EXERCISE OBJECTIVE. What you return should be exactly the lines from the one containing "Decode this image" down to the final line of the listing, with nothing else.

PROVIDED RECORDS.
━━━━━━━━━━━━━━━━━━━━━━━━━━━━━━

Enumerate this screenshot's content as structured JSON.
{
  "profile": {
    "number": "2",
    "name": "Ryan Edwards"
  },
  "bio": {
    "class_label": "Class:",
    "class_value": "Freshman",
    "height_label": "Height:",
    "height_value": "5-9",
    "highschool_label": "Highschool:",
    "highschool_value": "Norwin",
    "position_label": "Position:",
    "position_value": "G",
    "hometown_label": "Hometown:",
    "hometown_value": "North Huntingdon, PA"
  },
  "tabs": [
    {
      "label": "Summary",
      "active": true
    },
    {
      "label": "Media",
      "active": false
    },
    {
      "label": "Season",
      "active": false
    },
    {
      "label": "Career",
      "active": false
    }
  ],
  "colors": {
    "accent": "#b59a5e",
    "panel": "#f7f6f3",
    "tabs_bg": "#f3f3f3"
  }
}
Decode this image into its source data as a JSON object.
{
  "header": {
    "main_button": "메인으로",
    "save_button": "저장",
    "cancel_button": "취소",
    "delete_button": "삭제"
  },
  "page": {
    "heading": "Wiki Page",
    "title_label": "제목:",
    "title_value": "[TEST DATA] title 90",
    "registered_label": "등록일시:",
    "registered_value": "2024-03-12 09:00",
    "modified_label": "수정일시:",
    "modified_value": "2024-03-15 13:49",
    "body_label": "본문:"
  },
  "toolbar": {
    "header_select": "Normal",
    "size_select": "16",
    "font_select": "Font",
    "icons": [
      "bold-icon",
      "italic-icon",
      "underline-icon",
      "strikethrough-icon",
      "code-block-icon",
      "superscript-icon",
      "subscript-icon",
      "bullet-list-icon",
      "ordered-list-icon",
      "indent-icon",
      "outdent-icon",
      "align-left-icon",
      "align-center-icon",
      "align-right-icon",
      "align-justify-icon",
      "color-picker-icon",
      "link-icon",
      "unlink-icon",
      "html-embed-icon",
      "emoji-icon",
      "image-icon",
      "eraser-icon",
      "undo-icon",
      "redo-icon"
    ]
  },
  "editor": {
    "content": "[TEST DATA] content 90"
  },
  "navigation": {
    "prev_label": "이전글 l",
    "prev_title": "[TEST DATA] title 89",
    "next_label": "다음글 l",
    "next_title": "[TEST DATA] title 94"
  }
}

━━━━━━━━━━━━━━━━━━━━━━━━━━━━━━

RESPONSE FOR THIS EXERCISE.
Decode this image into its source data as a JSON object.
{
  "header": {
    "main_button": "메인으로",
    "save_button": "저장",
    "cancel_button": "취소",
    "delete_button": "삭제"
  },
  "page": {
    "heading": "Wiki Page",
    "title_label": "제목:",
    "title_value": "[TEST DATA] title 90",
    "registered_label": "등록일시:",
    "registered_value": "2024-03-12 09:00",
    "modified_label": "수정일시:",
    "modified_value": "2024-03-15 13:49",
    "body_label": "본문:"
  },
  "toolbar": {
    "header_select": "Normal",
    "size_select": "16",
    "font_select": "Font",
    "icons": [
      "bold-icon",
      "italic-icon",
      "underline-icon",
      "strikethrough-icon",
      "code-block-icon",
      "superscript-icon",
      "subscript-icon",
      "bullet-list-icon",
      "ordered-list-icon",
      "indent-icon",
      "outdent-icon",
      "align-left-icon",
      "align-center-icon",
      "align-right-icon",
      "align-justify-icon",
      "color-picker-icon",
      "link-icon",
      "unlink-icon",
      "html-embed-icon",
      "emoji-icon",
      "image-icon",
      "eraser-icon",
      "undo-icon",
      "redo-icon"
    ]
  },
  "editor": {
    "content": "[TEST DATA] content 90"
  },
  "navigation": {
    "prev_label": "이전글 l",
    "prev_title": "[TEST DATA] title 89",
    "next_label": "다음글 l",
    "next_title": "[TEST DATA] title 94"
  }
}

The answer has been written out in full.